A bullet, fired by somebody in the back, hummed near my head and grazed either the palm or finger (I do not remember) of somebody. When the firing stopped, it turned out that the daughters, Alexandra Feodrovna and, it seems, Demidova and Alexei too, were alive. I think they had fallen from fear or maybe intentionally, and so they were alive. Then we proceeded to finish the shooting. (Previously I had suggested shooting at the heart to avoid a lot of blood). Alexei remained sitting petrified. I killed him. They shot the daughters but did not kill them. Then Yermakov resorted to a bayonet, but that did not work either. Finally they killed them by shooting them in the head. Only in the forest did I finally discover the reason why it had been so hard to kill the daughters and Alexandra Feodrovna.

These murders, including the murder of innocent children, happened on the site where the church now sits in their memory. The Romanovs were only the most prominent of many millions of Russian Orthodox Christians murdered by atheism in power, and the site of their execution is considered sacred by believers — so much so that a church was built upon it. It was this church, and this sacred history, this precious treasure saved, miraculously, from the all-consuming fire of Bolshevism, that young Sokolovsky traduced to make a point to his 300,000 YouTube followers.

I’m sure Sokolovsky’s case is about to make him a free speech martyr in the liberal West, which either does not know about the historical background to his defilement of that Church, or does not care. The West doesn’t know its history and is losing its religion, considering both a hindrance to the free exercise of individual will. Russia, having lived through the terror of militant state atheism, does. Good for Russia.

UPDATE: Let me put it like this: if some alt-right joker played Pokemon Go at the Auschwitz site just to get a rise out of people, how would you feel about Polish authorities jailing him?
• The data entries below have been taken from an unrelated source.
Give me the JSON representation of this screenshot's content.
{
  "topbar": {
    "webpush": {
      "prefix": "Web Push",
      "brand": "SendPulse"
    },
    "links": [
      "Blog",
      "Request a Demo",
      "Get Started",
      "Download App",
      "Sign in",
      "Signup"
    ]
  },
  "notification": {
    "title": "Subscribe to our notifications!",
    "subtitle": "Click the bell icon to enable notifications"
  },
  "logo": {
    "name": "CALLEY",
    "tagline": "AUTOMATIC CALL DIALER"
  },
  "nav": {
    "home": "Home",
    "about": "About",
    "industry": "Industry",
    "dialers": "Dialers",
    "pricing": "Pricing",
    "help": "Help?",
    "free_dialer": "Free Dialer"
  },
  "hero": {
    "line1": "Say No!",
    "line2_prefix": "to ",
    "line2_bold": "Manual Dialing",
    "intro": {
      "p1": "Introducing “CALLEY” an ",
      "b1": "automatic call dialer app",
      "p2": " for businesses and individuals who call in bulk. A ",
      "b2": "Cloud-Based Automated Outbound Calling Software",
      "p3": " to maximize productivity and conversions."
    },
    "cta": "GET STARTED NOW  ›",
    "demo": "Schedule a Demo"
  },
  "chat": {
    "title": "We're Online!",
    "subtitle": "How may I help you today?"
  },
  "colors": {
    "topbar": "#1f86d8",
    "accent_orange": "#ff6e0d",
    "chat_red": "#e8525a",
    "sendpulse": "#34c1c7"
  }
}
UPDATE.2: Since so many of you asked, I would not give this guy five years. I would not give him five weeks. I would give him five days, max. What I’m praising Russia for is defending its sacred spaces. It would be fine with me if the local priest or bishop asked the state to waive the charges, and they did so. It’s the principle. Note well that he did what he did knowing full well that he was breaking the law.